She and her father were on their own. She would get up at six before school to turn on the grill, rush home after class and work at the restaurant until 10. Unable to maintain the business by themselves, they sold it two years later and moved into a trailer.
“It was crowded, and hard on my dad.”
“I was home alone all the time,” she says. She would turn on the TV and watch M.A.S.H because she “wanted a voice.”
Marie got involved in theatre in Grade 9. It became an escape. Her other escape was church. At 16, she attended a friend’s birthday party and met kids from a youth group.
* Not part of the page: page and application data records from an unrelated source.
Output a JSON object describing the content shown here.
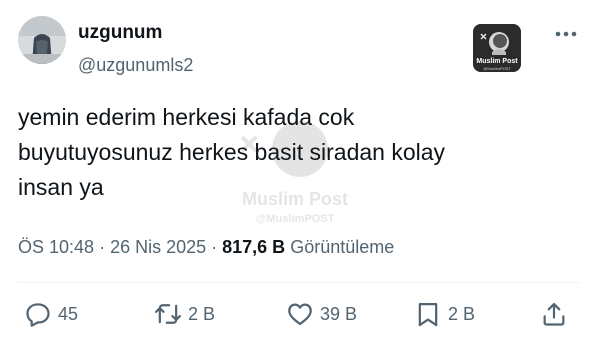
{
  "user": {
    "display_name": "uzgunum",
    "handle": "@uzgunumls2"
  },
  "badge": {
    "label": "Muslim Post",
    "sub": "@MuslimPOST"
  },
  "watermark": {
    "label": "Muslim Post",
    "sub": "@MuslimPOST"
  },
  "tweet": {
    "lines": [
      "yemin ederim herkesi kafada cok",
      "buyutuyosunuz herkes basit siradan kolay",
      "insan ya"
    ]
  },
  "meta": {
    "time": "ÖS 10:48",
    "sep1": " · ",
    "date": "26 Nis 2025",
    "sep2": " · ",
    "views_count": "817,6 B",
    "views_label": " Görüntüleme"
  },
  "actions": {
    "reply": {
      "icon": "reply-icon",
      "count": "45"
    },
    "retweet": {
      "icon": "retweet-icon",
      "count": "2 B"
    },
    "like": {
      "icon": "heart-icon",
      "count": "39 B"
    },
    "bookmark": {
      "icon": "bookmark-icon",
      "count": "2 B"
    },
    "share": {
      "icon": "share-icon"
    }
  },
  "colors": {
    "text_primary": "#0f1419",
    "text_secondary": "#536471",
    "divider": "#eff3f4"
  }
}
Soon after, she started attending church regularly, although it was a 45-minute drive from her home in Picton, Ont.
“A couple of times I had to sleep at the church.”
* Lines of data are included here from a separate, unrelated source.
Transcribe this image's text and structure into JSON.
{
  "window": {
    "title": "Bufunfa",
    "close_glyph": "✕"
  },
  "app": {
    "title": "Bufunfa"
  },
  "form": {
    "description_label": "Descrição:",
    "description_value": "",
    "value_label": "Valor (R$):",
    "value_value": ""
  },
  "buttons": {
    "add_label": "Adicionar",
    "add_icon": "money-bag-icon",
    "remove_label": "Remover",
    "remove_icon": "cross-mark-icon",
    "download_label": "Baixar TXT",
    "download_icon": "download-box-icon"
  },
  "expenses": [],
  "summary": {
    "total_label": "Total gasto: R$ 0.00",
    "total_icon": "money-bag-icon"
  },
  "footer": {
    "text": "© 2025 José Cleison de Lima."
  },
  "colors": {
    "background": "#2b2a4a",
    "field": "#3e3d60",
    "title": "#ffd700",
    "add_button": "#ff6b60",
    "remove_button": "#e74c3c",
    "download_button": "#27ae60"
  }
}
She attended Bethany Bible College and graduated in 1986, knowing that God wanted her to be a pastor.
“I was the only female who graduated in my ministerial class of 200 people…that’s how clear it was.”
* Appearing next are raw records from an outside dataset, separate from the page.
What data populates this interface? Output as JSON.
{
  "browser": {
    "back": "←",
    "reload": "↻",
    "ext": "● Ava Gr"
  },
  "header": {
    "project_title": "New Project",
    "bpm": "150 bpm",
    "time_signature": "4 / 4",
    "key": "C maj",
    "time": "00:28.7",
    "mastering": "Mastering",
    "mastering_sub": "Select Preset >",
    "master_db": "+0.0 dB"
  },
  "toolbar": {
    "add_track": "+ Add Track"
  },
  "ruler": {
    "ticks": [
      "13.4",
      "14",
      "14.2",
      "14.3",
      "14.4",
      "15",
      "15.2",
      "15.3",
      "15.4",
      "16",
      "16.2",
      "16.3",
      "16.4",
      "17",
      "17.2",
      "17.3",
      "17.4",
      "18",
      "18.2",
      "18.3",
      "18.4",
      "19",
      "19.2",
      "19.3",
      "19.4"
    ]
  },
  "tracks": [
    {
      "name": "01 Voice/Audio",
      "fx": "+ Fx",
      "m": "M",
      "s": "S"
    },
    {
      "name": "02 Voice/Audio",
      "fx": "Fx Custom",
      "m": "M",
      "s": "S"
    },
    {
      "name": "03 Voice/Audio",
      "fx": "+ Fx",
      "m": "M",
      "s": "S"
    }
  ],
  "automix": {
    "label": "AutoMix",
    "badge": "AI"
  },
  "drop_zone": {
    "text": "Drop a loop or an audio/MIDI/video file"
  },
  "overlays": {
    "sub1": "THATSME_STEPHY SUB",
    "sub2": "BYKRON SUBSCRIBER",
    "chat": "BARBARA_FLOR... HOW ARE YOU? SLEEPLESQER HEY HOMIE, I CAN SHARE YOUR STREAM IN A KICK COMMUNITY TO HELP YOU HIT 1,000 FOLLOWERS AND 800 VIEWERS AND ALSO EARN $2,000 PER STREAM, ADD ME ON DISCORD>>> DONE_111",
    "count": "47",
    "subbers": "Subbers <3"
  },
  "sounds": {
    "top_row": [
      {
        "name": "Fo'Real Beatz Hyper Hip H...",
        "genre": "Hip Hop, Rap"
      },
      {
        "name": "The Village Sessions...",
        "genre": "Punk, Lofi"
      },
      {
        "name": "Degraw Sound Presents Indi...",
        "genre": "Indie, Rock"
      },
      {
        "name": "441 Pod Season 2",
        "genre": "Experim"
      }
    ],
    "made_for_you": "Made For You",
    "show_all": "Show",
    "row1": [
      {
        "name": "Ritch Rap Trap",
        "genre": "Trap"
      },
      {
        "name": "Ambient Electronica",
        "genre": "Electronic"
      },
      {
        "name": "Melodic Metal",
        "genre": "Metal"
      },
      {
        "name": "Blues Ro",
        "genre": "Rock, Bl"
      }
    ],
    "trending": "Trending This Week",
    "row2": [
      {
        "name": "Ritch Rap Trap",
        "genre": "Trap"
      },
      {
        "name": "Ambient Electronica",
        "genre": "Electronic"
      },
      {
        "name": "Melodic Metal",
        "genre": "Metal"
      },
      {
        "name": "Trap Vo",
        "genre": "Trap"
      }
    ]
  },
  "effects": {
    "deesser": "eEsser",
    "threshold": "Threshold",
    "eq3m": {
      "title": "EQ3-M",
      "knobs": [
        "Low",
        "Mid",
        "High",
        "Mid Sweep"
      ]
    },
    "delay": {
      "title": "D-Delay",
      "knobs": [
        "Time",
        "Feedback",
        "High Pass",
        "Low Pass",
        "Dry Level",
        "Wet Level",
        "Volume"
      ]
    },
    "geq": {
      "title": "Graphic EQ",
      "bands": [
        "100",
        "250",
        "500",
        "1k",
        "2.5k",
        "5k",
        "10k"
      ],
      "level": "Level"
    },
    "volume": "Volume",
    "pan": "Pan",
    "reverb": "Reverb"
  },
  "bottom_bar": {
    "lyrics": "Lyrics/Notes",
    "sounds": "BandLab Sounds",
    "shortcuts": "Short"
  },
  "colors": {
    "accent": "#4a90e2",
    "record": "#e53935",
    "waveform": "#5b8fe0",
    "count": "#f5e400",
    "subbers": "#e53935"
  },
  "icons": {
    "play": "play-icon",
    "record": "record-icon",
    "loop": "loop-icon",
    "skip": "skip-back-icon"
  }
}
Marie met her husband, Russ, while attending Bethany; they got married three years later.
A year later, they had Diane.
Marie’s daughter, Diane, was diagnosed with Asperger’s when she was 14.
“She was really, really hyper, way too active for a girl.”
Diane always had trouble with social relationships. There were times when Marie could not understand why her child did not have any friends.
Now 25 and living at home, Diane tested genius level as a child before entering kindergarten. She programmed their Commodore 64 computer at three.
“She taught the teacher how to use the computer.”
For the first six years of Diane’s life, Russ was away in the U.S. army, leaving her to raise their child. He served in the Persian Gulf War.
“That was scary…he would come home and leave for weeks at a time.”
After Russ was through with the military, the Downey family moved to Beaverdam, N.B, where she had her boys 1996.
Andy and Michael were both diagnosed with autism.
“Andy broke my wrist before. He was three,” says Diane.
Andy will only eat three fruits and vegetables; raw broccoli, baby carrot sticks and granny smith apples.
“And that’s it – and to make it even more fun, Mike’s a different apple and Diane’s a different apple.”
She says when the children were younger, she could not leave their side.
“Andy tried to escape from the house. The school lost him!”
Diane was bullied in her senior year and had to switch schools.
One of the hardest things Marie has to deal with are “meltdowns.” When children with autism lose control, there’s nothing you can do.
Marie says you can’t touch them or hug them, and that “language completely evaporates.”
Each child melts down differently.
“Andy just resorts to screaming…the more you try to help, the worst you can make it.”
“She [Diane] throws furniture, all my kids do.”
Marie says she clears out and tell them she loves them.
The meltdowns still happen, just not as frequently.
“Once you’ve met once child with autism, you’ve met one child with autism. No two are alike.”
Marie is a pastor for Family Circle church, a church for people with special needs. It’s the first of its kind in Canada, and possibly, the States.
“It starts at 2 p.m.” she says, and calls it “organized chaos.”
“Mornings don’t work well for kids with special needs,” she says. “You have to rush.”
The mother of three says her relationship with God gives her strength and patience. Organization is another key.
“Everything needs to be scheduled. We have a calendar where I write everything down from appointments, school holidays, exams, bill due dates, pay dates, family nights, to our rehearsals for the play, and it is color-coded.”
Diane also helps with the boys. She watches them whenever Downey needs extra rest.
“She has a unique understanding of how they think and work.”
Still, it’s hard when something hits “out of the blue.”
A sewer backup before Christmas caused the Downey family to stay in a motel for four days; she estimates the loss at $23,000.
Another time, she was in hospital for two weeks after major surgery.
Despite all the obstacles and her busy lifestyle, Marie is on the Dean’s list at St Thomas and plans on taking a bachelor’s of education next year. She wants to be an elementary school teacher.
“I’m the stabilizing force in my family,” she says. “Sometimes when you go through this every day of your life, you don’t truly realize that what you are doing is any different than what other people do.”